Bicycle touring is one means by which I discover many abandoned places in Taiwan. Ride in just about any direction long enough, keep your eyes peeled, and you’re bound to encounter the telltale signs of decay and neglect sooner or later. Such was the case one fine morning in June 2015 when I set out to have breakfast in Fangliao 枋寮, a small town along the coast of central Pingtung 屏東, while en route to Hengchun 恆春, at the southern tip of the island. I had barely been awake for half an hour when I noticed this partially overgrown ruin along the roadside.
Here is yet another roadside curiosity in the deep south of Taiwan: a false tunnel on the coastal plains of Fangshan 枋山, Pingtung 屏東. It doesn’t cut through any mountainside nor is it built to withstand landslides. It’s just an 1,180 meter tunnel that trains pass through for no discernible reason. I first read about this on Michael Turton’s blog and later saw it on my first round-the-island bicycle tour.

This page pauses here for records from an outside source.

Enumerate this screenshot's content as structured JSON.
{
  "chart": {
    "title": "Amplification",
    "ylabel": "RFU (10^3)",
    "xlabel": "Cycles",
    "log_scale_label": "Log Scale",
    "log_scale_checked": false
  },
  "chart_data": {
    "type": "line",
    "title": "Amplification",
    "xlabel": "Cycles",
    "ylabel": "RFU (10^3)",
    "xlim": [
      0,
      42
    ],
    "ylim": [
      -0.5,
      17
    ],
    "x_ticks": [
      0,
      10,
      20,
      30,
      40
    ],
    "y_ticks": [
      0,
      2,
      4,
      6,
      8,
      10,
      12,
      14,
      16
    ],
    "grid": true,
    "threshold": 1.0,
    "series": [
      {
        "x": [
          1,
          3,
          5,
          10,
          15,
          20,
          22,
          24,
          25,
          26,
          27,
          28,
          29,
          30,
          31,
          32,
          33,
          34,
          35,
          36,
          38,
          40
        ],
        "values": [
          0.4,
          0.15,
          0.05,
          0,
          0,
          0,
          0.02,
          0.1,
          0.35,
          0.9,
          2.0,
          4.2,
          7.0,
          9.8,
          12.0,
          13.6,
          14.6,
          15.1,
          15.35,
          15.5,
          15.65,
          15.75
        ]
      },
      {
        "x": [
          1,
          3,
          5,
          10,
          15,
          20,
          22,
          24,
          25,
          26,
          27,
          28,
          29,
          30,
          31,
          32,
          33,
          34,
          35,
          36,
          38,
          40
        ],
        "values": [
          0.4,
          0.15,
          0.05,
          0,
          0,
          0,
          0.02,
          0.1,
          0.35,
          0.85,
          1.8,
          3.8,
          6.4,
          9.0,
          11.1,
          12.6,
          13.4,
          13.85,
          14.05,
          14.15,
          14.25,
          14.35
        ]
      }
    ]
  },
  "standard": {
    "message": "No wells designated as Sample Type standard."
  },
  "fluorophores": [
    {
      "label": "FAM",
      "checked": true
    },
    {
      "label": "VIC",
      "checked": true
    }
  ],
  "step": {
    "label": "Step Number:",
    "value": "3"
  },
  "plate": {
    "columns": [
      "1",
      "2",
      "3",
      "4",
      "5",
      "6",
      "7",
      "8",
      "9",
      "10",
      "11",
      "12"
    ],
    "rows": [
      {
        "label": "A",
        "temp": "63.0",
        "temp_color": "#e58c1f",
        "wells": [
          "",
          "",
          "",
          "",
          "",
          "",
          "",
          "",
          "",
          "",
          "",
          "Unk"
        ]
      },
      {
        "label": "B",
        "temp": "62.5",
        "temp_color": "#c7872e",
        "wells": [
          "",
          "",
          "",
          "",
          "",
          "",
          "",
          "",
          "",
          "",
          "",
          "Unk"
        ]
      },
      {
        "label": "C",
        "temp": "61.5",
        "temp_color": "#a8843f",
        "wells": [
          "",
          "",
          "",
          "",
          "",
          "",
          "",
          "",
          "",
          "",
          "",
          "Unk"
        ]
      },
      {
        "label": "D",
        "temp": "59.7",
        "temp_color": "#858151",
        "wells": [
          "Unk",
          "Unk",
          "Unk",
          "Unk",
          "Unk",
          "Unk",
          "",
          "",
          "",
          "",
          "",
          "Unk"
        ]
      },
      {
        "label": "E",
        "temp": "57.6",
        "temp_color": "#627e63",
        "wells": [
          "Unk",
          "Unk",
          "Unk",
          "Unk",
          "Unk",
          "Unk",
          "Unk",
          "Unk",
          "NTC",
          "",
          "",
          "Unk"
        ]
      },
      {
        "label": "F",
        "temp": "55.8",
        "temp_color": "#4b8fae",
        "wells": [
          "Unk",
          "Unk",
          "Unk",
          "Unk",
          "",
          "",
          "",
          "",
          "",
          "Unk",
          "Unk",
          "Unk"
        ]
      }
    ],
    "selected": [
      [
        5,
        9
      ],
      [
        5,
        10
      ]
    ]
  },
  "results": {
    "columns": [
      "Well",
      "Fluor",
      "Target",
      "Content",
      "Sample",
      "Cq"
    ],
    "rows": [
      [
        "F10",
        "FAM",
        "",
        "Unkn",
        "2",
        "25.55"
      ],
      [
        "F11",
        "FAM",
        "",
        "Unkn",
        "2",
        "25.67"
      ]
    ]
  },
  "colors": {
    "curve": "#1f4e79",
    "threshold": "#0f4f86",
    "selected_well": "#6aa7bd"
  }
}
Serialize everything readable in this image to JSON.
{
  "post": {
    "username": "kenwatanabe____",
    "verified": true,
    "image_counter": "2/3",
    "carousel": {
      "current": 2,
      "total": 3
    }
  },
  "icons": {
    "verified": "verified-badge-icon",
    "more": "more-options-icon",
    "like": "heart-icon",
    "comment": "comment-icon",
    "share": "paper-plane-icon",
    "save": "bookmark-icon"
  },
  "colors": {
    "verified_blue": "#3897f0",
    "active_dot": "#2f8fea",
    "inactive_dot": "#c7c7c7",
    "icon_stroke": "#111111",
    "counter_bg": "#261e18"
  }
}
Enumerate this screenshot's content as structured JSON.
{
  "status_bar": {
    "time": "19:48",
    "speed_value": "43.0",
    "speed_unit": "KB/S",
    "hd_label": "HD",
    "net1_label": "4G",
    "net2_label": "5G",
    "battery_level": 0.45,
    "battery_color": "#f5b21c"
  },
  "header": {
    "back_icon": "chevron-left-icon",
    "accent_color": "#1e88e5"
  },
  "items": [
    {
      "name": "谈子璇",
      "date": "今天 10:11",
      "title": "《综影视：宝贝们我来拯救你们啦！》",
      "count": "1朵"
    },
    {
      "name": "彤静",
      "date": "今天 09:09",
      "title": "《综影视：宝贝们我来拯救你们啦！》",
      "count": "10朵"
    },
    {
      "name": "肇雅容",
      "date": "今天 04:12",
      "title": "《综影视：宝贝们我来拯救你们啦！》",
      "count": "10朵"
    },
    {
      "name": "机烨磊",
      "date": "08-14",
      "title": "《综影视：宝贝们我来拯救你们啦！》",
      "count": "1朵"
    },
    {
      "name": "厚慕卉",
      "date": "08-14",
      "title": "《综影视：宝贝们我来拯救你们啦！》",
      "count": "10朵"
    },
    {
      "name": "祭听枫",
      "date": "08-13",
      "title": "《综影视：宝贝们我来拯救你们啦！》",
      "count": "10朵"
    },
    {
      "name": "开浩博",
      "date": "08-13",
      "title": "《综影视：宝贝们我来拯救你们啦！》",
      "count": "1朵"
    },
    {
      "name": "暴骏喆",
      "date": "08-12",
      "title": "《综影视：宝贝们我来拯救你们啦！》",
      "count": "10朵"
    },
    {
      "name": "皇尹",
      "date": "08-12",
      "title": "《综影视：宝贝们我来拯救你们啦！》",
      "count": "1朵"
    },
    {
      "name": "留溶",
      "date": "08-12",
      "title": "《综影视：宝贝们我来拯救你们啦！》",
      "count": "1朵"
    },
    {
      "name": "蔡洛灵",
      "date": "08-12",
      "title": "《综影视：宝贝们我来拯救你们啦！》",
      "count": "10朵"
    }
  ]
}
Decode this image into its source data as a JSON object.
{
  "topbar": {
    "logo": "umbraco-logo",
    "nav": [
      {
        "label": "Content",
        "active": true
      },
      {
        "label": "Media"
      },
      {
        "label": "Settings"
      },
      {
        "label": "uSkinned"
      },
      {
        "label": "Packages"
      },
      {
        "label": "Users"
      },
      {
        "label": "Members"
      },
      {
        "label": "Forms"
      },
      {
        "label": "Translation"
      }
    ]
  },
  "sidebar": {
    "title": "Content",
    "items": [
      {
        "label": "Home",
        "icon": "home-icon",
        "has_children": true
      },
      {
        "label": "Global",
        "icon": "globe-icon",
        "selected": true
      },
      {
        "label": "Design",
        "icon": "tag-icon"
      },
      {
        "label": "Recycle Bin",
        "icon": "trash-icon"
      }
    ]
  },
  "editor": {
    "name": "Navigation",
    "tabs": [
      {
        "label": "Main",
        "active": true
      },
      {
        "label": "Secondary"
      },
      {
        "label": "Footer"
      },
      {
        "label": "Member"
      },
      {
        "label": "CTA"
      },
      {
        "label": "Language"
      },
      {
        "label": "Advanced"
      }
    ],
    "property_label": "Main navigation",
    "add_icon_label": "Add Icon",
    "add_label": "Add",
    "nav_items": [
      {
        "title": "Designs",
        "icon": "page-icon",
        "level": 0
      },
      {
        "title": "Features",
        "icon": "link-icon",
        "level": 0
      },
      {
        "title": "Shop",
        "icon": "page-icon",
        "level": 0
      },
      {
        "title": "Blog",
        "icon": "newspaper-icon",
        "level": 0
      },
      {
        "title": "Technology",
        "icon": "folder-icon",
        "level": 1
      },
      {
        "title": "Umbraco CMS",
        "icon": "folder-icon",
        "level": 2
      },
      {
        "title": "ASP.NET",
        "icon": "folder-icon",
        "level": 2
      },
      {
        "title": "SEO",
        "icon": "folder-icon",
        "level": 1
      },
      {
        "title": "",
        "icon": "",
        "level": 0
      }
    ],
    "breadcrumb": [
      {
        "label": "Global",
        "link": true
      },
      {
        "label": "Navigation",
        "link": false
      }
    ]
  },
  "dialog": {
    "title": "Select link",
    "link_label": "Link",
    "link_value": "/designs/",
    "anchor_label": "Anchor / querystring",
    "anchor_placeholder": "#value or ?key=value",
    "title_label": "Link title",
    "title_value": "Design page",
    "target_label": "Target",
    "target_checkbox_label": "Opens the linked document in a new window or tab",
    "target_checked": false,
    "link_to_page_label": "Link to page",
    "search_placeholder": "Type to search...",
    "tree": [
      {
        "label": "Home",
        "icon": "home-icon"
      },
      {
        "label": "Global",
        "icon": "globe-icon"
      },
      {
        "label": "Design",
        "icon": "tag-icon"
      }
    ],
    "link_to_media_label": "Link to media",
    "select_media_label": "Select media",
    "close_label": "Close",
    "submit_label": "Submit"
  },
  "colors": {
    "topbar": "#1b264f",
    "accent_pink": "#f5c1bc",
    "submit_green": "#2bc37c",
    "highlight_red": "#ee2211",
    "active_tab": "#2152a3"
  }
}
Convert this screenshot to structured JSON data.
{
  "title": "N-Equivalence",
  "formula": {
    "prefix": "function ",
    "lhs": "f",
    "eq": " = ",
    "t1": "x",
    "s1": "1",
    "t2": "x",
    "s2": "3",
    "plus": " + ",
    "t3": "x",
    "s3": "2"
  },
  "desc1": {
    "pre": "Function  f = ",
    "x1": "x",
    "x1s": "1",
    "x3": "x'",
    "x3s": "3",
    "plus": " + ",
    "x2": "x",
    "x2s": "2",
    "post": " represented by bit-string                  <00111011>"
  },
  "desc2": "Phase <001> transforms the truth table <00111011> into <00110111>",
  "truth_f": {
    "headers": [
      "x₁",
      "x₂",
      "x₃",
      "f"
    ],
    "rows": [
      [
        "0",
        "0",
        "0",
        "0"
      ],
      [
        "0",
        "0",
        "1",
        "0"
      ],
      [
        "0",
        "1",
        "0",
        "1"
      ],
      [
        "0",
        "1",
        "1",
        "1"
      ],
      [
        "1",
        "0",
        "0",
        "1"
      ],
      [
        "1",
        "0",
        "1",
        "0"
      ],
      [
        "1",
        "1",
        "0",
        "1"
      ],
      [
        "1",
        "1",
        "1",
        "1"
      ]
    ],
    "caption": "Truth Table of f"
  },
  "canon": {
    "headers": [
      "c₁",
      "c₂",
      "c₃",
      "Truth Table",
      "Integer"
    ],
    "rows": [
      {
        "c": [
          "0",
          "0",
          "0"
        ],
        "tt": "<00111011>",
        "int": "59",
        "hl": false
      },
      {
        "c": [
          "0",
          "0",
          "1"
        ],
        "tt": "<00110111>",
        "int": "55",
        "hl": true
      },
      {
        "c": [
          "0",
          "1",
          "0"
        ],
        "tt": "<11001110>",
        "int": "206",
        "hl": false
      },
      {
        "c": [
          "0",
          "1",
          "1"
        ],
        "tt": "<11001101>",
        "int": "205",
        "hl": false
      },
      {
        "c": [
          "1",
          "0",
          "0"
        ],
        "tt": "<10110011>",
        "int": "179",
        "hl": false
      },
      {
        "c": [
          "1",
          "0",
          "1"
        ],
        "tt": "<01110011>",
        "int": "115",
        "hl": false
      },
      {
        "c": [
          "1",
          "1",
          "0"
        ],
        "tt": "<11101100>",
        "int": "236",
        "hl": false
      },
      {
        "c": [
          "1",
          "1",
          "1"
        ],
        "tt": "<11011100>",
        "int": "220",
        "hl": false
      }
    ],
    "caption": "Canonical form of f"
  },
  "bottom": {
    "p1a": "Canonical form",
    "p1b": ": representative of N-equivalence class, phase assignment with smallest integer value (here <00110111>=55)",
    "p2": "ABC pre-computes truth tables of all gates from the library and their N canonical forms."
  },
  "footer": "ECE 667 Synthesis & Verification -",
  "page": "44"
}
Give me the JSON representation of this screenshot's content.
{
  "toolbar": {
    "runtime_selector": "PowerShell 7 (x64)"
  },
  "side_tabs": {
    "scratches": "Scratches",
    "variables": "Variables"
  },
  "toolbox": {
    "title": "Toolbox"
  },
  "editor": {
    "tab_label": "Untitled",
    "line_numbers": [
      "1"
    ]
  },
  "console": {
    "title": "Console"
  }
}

More recently I took a spin around the southern loop once more, and spent a little extra time examining this concrete oddity in an attempt to divine its purpose.
One of the more unexpected finds on my recent bicycle tour through the deep south of Taiwan was the childhood home of Tsai Ing-wen 蔡英文 (pinyin: Cai Yingwen), current chairman of the Democratic Progressive Party and presidential contender in the upcoming 2016 general election. I was vaguely aware that she was born in Fangshan 枋山 in Pingtung 屏東, the southernmost county in the nation, but hadn’t known any more than that prior to taking a short detour through the old fishing village of Fenggang 楓港, founded in 1765 according to Chinese language Wikipedia. Imagine my surprise when I saw a small sign on the main road through town that directed me to Chairman Tsai Ing-wen Historic Home 蔡英文主席古厝!
When I arrived the courtyard was initially littered with trash. Several locals noticed my arrival and one quickly went to fetch a broom and clean up. I made what little conversation…